[3] The employee is required to mitigate damages by seeking reasonable alternative employment. See Furrer v. Int'l Health Assurance, 256 Or. 429, 446-47, 474 P.2d 759 (1970); but see Gunsolley v. Bushby, 19 Or.App. 884, 897, 529 P.2d 950 (1974) (public employee has no duty to mitigate by accepting other employment if that would constitute waiver of a claim for reinstatement).

[4] The parties stipulated that that amount, minus the damage that plaintiff mitigated by obtaining alternative employment, was $42,386.

[5] ORS 659.425(1) provides, in part:

"[I]t is an unlawful employment practice for any employer to * * * discharge from employment * * * because:

"* * * * *

"(c) An individual is regarded as having a physical or mental impairment."

ORS 659.400(2)(c) provides, in part:

"`Is regarded as having an impairment' means that the individual:

"* * * * *

"(C) Has no physical or mental impairment [that substantially limits one or more major life activities] but is treated by an employer or supervisor as having an impairment."

See OSCI v. Bureau of Labor and Industries, supra, 98 Or.App. at 552-54, 780 P.2d 743.

ORS 659.400(2)(a) provides:

"`Major life activity' includes, but is not limited to * * * employment * * *."

[6] Other major life activities include self-care, ambulation, communication, transportation, education, and ability to acquire, rent or maintain property. ORS 659.400(2)(a).

[7] Mr. Quinn's color vision deficiency was an actual impairment.

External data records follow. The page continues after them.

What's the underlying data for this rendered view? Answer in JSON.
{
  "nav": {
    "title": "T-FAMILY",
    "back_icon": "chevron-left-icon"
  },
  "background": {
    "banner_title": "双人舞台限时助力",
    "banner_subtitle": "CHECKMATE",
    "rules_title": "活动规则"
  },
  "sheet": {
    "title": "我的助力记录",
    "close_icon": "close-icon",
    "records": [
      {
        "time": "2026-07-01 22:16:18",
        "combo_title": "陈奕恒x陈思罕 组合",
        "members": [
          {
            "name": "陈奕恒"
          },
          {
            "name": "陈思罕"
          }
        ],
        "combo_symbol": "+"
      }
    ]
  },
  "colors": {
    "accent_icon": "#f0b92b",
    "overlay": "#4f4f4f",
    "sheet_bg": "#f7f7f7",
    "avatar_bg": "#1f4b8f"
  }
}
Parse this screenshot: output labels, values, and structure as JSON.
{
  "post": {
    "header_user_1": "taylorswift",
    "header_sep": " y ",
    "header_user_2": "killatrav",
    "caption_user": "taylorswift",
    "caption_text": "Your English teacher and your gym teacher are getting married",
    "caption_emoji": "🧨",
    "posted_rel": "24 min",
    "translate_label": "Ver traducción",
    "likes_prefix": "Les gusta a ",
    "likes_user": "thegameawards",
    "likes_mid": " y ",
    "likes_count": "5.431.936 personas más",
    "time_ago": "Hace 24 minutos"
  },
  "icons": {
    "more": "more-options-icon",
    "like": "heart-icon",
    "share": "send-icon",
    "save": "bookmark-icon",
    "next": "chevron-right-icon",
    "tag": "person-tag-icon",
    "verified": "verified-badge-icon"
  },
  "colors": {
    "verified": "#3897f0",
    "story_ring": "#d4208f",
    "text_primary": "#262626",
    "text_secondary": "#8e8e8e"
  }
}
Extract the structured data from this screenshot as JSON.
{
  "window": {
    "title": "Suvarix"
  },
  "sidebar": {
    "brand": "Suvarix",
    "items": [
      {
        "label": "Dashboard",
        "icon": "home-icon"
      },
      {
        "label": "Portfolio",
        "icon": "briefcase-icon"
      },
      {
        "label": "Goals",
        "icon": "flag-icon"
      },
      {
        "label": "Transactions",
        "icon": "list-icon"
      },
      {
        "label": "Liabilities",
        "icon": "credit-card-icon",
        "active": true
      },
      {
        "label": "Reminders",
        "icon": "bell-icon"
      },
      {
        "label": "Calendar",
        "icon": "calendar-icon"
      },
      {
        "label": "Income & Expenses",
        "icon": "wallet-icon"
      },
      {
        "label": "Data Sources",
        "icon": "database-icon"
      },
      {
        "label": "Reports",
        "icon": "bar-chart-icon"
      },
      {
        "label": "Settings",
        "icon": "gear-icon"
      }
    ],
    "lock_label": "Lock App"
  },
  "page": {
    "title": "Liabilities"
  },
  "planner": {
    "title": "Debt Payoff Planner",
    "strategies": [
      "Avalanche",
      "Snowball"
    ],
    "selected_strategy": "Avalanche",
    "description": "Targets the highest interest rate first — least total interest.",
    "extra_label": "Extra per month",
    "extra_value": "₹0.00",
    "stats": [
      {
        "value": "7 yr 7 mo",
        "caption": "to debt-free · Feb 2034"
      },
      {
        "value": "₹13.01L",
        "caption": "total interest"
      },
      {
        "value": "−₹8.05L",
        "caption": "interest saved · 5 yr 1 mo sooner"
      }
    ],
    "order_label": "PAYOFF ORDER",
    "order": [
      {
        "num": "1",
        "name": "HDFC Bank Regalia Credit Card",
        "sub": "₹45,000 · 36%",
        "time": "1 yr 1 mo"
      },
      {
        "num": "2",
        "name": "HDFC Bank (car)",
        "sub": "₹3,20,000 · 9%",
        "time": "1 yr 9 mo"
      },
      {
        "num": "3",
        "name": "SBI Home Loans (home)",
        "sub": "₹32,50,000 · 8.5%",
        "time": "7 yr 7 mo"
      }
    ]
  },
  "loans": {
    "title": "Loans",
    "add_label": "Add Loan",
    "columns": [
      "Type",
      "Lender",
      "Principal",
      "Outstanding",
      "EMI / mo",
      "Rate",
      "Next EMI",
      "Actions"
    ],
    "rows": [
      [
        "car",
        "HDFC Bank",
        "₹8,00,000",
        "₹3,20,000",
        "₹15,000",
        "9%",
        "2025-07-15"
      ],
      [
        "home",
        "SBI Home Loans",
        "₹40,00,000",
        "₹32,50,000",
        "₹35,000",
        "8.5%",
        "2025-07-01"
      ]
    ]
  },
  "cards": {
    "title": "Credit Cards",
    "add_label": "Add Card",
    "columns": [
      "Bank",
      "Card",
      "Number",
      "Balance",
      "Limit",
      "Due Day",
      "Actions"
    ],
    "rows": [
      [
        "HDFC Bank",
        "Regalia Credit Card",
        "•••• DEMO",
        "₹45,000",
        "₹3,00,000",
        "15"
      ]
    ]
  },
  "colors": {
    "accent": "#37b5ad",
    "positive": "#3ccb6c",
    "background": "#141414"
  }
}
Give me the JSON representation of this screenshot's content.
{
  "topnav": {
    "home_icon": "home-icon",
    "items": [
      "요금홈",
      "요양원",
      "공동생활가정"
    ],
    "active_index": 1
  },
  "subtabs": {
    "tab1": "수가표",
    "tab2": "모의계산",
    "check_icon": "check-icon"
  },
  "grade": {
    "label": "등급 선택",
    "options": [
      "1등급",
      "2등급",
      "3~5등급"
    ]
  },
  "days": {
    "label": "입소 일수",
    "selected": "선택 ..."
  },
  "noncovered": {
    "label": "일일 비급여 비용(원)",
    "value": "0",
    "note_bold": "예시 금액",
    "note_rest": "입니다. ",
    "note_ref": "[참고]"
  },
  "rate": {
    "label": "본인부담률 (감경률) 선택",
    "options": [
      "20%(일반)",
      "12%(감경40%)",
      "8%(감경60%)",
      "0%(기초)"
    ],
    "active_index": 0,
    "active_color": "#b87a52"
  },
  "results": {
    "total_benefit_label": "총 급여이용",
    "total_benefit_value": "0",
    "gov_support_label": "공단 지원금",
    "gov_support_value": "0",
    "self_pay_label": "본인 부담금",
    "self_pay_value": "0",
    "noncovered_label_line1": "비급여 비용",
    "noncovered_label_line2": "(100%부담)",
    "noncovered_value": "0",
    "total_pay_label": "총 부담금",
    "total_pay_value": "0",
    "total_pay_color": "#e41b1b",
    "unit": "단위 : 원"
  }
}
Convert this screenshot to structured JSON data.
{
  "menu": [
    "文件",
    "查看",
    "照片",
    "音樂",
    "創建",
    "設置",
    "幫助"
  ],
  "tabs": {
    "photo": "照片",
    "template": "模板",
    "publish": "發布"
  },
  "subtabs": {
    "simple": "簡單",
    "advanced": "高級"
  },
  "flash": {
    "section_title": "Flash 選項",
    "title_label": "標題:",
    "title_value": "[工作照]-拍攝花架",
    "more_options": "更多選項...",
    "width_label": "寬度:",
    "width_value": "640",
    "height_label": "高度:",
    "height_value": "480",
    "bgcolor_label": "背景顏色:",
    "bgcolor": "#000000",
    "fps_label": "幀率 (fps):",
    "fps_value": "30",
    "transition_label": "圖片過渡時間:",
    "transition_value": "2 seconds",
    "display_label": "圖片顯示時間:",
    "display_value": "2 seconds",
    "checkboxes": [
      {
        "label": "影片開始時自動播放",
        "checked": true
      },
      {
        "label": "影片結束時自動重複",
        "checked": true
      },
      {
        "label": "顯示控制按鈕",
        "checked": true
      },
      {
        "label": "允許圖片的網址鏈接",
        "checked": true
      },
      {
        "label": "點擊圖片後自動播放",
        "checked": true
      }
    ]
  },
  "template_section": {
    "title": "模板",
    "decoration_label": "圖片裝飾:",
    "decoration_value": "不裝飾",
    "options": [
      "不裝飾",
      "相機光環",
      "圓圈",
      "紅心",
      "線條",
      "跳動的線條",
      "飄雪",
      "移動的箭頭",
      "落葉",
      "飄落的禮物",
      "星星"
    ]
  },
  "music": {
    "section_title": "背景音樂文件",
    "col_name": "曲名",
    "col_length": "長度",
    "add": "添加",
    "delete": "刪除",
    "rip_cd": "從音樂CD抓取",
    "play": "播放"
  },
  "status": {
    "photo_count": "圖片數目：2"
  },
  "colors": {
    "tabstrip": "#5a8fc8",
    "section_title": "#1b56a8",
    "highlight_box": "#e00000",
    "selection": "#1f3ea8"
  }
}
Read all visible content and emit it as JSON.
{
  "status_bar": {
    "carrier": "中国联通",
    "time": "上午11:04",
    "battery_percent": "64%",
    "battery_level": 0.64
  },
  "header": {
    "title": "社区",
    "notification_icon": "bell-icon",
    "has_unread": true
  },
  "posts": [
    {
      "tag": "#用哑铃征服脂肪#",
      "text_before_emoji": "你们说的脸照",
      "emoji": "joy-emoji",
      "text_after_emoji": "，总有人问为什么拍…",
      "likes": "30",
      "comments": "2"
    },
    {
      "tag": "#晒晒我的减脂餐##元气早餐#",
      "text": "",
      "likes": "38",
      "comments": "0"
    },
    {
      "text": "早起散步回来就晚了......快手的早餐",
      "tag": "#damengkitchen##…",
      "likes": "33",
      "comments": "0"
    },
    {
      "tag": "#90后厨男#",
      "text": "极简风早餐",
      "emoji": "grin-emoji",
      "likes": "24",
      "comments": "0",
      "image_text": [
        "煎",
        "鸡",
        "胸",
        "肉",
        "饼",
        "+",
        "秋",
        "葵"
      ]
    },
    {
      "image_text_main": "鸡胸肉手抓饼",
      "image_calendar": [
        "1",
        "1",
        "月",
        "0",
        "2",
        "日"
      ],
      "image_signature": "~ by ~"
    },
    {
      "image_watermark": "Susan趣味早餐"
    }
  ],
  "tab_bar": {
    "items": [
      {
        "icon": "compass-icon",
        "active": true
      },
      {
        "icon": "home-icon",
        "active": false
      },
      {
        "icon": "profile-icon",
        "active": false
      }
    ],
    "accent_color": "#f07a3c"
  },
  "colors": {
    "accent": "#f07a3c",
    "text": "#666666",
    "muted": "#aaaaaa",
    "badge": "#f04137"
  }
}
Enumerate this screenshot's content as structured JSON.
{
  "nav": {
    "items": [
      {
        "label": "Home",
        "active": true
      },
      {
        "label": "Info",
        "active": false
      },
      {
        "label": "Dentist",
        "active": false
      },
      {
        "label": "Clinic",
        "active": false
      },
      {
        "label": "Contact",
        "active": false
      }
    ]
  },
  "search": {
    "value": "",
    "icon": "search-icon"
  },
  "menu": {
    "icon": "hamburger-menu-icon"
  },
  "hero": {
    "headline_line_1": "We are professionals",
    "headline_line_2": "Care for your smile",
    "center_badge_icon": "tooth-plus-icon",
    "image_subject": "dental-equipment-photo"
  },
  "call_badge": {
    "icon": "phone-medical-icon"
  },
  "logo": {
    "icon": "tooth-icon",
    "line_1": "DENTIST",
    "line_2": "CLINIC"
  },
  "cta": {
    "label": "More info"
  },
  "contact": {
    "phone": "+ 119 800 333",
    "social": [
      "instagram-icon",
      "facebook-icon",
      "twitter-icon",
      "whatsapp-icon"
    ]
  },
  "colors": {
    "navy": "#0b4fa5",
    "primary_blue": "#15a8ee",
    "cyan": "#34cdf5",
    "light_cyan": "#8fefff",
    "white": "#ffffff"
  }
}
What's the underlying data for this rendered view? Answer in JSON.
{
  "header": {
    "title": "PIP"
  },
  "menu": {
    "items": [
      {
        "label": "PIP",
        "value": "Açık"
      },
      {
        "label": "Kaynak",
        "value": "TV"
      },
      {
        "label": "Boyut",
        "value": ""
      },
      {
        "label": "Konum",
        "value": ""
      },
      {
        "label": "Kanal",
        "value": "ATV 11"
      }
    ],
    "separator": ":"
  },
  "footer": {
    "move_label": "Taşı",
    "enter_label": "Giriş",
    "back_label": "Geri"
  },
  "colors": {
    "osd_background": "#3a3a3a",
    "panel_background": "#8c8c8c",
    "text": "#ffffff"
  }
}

Thus, his claim was cognizable under ORS 659.425(1)(a), which prohibits employment discrimination against

"[a]n individual [who] has a physical or mental impairment which, with reasonable accommodation by the employer, does not prevent the performance of the work involved[.]"

[8] Former 29 U.S.C. § 706(7) provided, in part:

"[T]he term `handicapped individual' means any individual who (i) has a physical or mental disability which for such individual constitutes or results in a substantial handicap to employment and (ii) can reasonably be expected to benefit in terms of employability from vocational rehabilitation services * * *.

"(B) [T]he term `handicapped individual' means * * * any person who (i) has a physical or mental impairment which substantially limits one or more of such person's major life activities, (ii) has a record of such impairment, or (iii) is regarded as having such an impairment."

The current version of that definition is found at 29 U.S.C. § 706(8).

[9] The city does not argue that the instruction about person "A" submitted to the jury a claim for discrimination on the basis of an actual impairment, ORS 659.425(1)(a), and we express no opinion on whether it did.